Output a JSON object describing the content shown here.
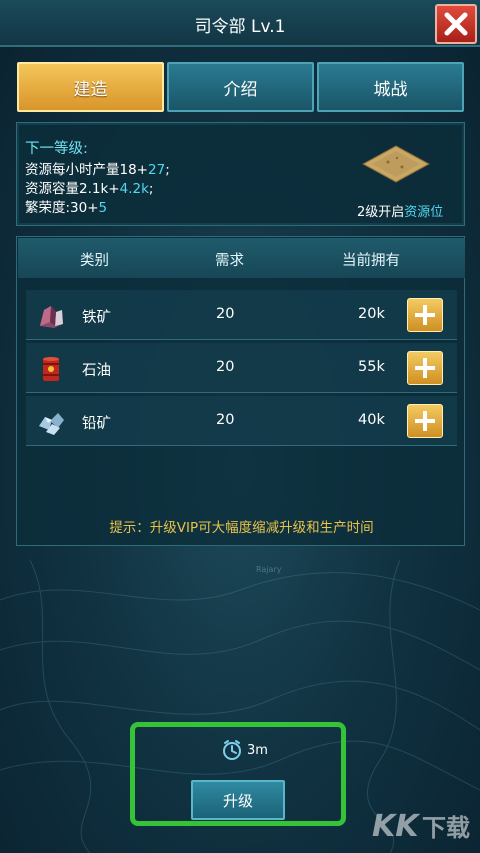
{
  "header": {
    "title": "司令部 Lv.1"
  },
  "tabs": [
    {
      "label": "建造",
      "active": true
    },
    {
      "label": "介绍",
      "active": false
    },
    {
      "label": "城战",
      "active": false
    }
  ],
  "next_level": {
    "heading": "下一等级:",
    "production_label": "资源每小时产量18+",
    "production_bonus": "27",
    "production_suffix": ";",
    "capacity_label": "资源容量2.1k+",
    "capacity_bonus": "4.2k",
    "capacity_suffix": ";",
    "prosperity_label": "繁荣度:30+",
    "prosperity_bonus": "5",
    "unlock_prefix": "2级开启",
    "unlock_highlight": "资源位"
  },
  "table": {
    "headers": {
      "category": "类别",
      "required": "需求",
      "owned": "当前拥有"
    },
    "rows": [
      {
        "icon": "iron-ore-icon",
        "name": "铁矿",
        "required": "20",
        "owned": "20k"
      },
      {
        "icon": "oil-barrel-icon",
        "name": "石油",
        "required": "20",
        "owned": "55k"
      },
      {
        "icon": "lead-ore-icon",
        "name": "铅矿",
        "required": "20",
        "owned": "40k"
      }
    ]
  },
  "tip": "提示：升级VIP可大幅度缩减升级和生产时间",
  "map_label": "Rajary",
  "upgrade": {
    "time": "3m",
    "button_label": "升级"
  },
  "watermark": "KK下载",
  "colors": {
    "active_tab": "#e3a93c",
    "inactive_tab": "#22687c",
    "cyan_text": "#50d8f0",
    "tip_text": "#e8c24a",
    "highlight_frame": "#35c437",
    "close_button": "#c9352a"
  }
}
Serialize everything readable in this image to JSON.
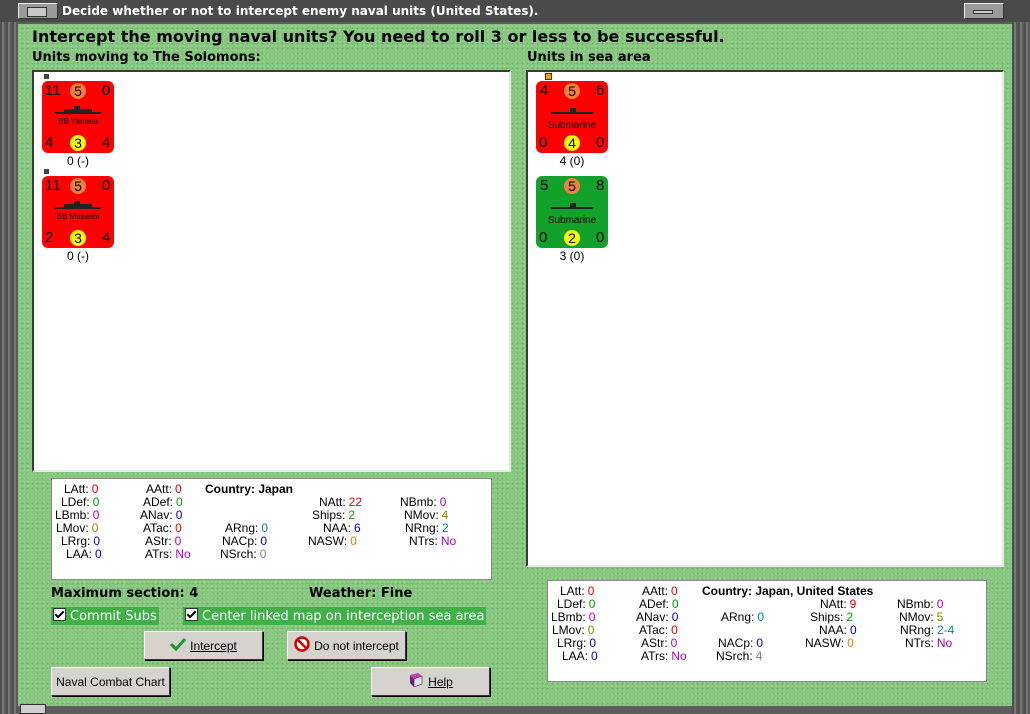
{
  "window": {
    "title": "Decide whether or not to intercept enemy naval units (United States)."
  },
  "question": "Intercept the moving naval units?  You need to roll 3 or less to be successful.",
  "left_section": {
    "label": "Units moving to The Solomons:",
    "units": [
      {
        "name": "BB Yamato",
        "tl": "11",
        "tc": "5",
        "tr": "0",
        "bl": "4",
        "bc": "3",
        "br": "4",
        "status": "0 (-)",
        "color": "#ff0000"
      },
      {
        "name": "BB Musashi",
        "tl": "11",
        "tc": "5",
        "tr": "0",
        "bl": "2",
        "bc": "3",
        "br": "4",
        "status": "0 (-)",
        "color": "#ff0000"
      }
    ]
  },
  "right_section": {
    "label": "Units in sea area",
    "units": [
      {
        "name": "Submarine",
        "tl": "4",
        "tc": "5",
        "tr": "6",
        "bl": "0",
        "bc": "4",
        "br": "0",
        "status": "4 (0)",
        "color": "#ff0000"
      },
      {
        "name": "Submarine",
        "tl": "5",
        "tc": "5",
        "tr": "8",
        "bl": "0",
        "bc": "2",
        "br": "0",
        "status": "3 (0)",
        "color": "#12a12a"
      }
    ]
  },
  "stats_left": {
    "country": "Country: Japan",
    "LAtt": "0",
    "LDef": "0",
    "LBmb": "0",
    "LMov": "0",
    "LRrg": "0",
    "LAA": "0",
    "AAtt": "0",
    "ADef": "0",
    "ANav": "0",
    "ATac": "0",
    "AStr": "0",
    "ATrs": "No",
    "ARng": "0",
    "NACp": "0",
    "NSrch": "0",
    "NAtt": "22",
    "Ships": "2",
    "NAA": "6",
    "NASW": "0",
    "NBmb": "0",
    "NMov": "4",
    "NRng": "2",
    "NTrs": "No"
  },
  "stats_right": {
    "country": "Country: Japan, United States",
    "LAtt": "0",
    "LDef": "0",
    "LBmb": "0",
    "LMov": "0",
    "LRrg": "0",
    "LAA": "0",
    "AAtt": "0",
    "ADef": "0",
    "ANav": "0",
    "ATac": "0",
    "AStr": "0",
    "ATrs": "No",
    "ARng": "0",
    "NACp": "0",
    "NSrch": "4",
    "NAtt": "9",
    "Ships": "2",
    "NAA": "0",
    "NASW": "0",
    "NBmb": "0",
    "NMov": "5",
    "NRng": "2-4",
    "NTrs": "No"
  },
  "info": {
    "max_section": "Maximum section: 4",
    "weather": "Weather:  Fine"
  },
  "checkboxes": {
    "commit_subs": "Commit Subs",
    "center_map": "Center linked map on interception sea area"
  },
  "buttons": {
    "intercept": "Intercept",
    "do_not_intercept": "Do not intercept",
    "naval_combat_chart": "Naval Combat Chart",
    "help": "Help"
  }
}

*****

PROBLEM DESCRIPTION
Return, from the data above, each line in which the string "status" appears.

SOLUTION TO THIS PROBLEM
        "status": "0 (-)",
        "status": "0 (-)",
        "status": "4 (0)",
        "status": "3 (0)",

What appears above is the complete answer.